* _Prompt_
Below are entries to examine: work out how many lines contain the word "keep", and give only that number.

[Records excerpted from a collection]
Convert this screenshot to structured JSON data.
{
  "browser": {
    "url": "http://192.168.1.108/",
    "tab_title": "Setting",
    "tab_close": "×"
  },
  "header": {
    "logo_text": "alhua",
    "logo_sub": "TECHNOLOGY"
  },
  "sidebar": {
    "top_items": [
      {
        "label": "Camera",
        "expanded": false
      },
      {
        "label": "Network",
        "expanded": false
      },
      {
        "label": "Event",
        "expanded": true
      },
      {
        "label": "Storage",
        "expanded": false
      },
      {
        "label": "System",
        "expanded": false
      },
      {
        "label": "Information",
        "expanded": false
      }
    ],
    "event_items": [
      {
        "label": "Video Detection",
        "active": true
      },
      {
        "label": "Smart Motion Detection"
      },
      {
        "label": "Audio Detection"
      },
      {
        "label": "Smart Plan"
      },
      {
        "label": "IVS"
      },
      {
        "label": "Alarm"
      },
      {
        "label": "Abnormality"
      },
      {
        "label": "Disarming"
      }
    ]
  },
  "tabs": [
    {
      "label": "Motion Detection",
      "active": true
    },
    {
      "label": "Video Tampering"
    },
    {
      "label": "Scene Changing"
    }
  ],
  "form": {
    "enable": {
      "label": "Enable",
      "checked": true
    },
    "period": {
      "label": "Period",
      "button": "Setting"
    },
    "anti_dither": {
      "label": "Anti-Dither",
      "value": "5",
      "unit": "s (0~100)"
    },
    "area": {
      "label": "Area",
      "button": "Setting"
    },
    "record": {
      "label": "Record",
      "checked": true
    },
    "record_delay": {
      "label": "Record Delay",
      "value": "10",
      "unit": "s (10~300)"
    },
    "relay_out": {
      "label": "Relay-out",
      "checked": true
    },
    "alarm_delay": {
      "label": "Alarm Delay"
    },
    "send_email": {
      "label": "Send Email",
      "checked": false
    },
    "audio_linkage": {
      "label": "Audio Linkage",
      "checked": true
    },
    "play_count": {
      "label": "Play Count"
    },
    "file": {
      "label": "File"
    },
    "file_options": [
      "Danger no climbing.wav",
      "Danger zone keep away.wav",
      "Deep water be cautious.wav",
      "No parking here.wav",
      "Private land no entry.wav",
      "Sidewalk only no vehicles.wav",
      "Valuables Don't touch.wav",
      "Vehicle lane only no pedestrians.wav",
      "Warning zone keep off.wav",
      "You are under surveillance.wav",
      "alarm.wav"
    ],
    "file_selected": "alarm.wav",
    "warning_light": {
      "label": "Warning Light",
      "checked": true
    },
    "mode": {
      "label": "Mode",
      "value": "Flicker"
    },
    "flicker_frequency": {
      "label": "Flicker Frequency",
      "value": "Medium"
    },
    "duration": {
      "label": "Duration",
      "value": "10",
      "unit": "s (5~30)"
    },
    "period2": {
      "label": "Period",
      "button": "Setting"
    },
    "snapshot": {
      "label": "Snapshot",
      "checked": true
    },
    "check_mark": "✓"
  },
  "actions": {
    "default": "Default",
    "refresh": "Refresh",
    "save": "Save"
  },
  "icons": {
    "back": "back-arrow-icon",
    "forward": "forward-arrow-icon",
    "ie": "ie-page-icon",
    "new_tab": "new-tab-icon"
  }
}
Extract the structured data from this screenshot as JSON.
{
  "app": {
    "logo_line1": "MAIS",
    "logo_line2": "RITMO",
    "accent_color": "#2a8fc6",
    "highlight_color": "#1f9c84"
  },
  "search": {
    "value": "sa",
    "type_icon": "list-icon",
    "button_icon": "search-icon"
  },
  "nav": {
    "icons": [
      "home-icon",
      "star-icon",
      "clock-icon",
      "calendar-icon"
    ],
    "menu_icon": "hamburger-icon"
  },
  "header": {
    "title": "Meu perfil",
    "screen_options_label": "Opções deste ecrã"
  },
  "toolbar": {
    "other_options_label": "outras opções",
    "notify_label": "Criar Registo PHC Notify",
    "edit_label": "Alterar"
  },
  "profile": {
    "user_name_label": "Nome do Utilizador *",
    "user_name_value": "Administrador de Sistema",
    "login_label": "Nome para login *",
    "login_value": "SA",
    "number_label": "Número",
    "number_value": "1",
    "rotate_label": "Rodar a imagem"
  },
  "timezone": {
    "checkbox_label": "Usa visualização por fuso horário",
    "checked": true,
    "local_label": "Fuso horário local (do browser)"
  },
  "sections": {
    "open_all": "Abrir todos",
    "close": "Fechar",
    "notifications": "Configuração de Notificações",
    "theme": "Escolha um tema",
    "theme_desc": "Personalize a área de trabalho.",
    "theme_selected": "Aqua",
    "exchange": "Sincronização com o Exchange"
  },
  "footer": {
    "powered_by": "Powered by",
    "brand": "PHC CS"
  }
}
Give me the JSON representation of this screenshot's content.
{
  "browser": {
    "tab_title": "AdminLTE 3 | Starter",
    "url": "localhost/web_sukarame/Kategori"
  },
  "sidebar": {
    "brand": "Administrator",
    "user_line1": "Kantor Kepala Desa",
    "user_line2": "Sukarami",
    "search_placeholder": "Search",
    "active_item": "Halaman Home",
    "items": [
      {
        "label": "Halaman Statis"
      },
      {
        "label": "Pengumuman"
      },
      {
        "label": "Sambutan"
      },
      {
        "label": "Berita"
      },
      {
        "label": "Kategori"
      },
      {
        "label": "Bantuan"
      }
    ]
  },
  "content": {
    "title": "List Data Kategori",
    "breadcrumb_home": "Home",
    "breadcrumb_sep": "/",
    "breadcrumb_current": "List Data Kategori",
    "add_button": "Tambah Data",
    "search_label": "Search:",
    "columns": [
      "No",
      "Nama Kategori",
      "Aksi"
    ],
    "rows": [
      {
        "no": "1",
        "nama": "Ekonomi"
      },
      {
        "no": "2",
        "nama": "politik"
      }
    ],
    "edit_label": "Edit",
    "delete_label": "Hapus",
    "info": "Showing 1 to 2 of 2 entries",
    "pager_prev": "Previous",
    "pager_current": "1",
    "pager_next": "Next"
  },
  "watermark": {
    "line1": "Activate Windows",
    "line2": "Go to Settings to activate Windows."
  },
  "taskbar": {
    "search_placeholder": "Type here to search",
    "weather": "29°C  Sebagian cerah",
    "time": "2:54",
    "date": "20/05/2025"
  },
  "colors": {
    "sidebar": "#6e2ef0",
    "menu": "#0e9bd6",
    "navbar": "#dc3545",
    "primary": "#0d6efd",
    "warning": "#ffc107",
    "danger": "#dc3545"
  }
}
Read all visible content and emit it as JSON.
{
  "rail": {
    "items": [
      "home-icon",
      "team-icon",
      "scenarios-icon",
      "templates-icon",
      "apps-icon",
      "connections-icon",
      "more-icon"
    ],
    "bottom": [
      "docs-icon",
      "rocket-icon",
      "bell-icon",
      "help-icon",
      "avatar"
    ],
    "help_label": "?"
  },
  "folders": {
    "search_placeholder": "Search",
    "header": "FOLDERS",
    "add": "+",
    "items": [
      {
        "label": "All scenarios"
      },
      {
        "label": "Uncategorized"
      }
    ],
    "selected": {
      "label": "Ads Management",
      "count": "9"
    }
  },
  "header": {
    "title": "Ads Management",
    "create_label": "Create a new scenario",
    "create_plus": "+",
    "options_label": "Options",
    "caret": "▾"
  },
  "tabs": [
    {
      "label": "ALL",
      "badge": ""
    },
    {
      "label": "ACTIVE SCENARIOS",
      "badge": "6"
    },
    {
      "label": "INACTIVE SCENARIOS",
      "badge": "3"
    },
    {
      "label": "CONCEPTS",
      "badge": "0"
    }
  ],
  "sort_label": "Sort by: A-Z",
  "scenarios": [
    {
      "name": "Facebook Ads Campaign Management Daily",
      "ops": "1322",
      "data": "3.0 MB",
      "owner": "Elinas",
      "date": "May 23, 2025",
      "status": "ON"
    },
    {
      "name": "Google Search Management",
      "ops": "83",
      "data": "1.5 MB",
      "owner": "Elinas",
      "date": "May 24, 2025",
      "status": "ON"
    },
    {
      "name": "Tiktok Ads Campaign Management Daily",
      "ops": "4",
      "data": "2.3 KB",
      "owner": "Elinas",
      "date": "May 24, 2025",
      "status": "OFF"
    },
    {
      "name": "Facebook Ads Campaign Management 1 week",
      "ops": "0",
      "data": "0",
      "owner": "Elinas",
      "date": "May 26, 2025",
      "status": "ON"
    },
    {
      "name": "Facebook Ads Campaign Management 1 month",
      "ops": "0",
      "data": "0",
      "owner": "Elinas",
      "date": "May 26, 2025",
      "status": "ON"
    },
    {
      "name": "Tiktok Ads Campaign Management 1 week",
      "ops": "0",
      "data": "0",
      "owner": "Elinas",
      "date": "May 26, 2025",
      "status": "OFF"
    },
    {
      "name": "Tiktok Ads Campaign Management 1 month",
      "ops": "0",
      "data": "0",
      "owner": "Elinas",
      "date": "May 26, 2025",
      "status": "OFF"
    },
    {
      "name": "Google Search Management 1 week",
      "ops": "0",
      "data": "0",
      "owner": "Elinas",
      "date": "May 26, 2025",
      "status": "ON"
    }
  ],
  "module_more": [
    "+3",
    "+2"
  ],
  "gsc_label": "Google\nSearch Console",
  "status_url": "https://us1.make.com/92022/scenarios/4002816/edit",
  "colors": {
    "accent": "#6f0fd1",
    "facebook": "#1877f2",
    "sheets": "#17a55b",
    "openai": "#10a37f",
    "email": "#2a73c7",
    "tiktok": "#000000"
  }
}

* _Exercise output_
2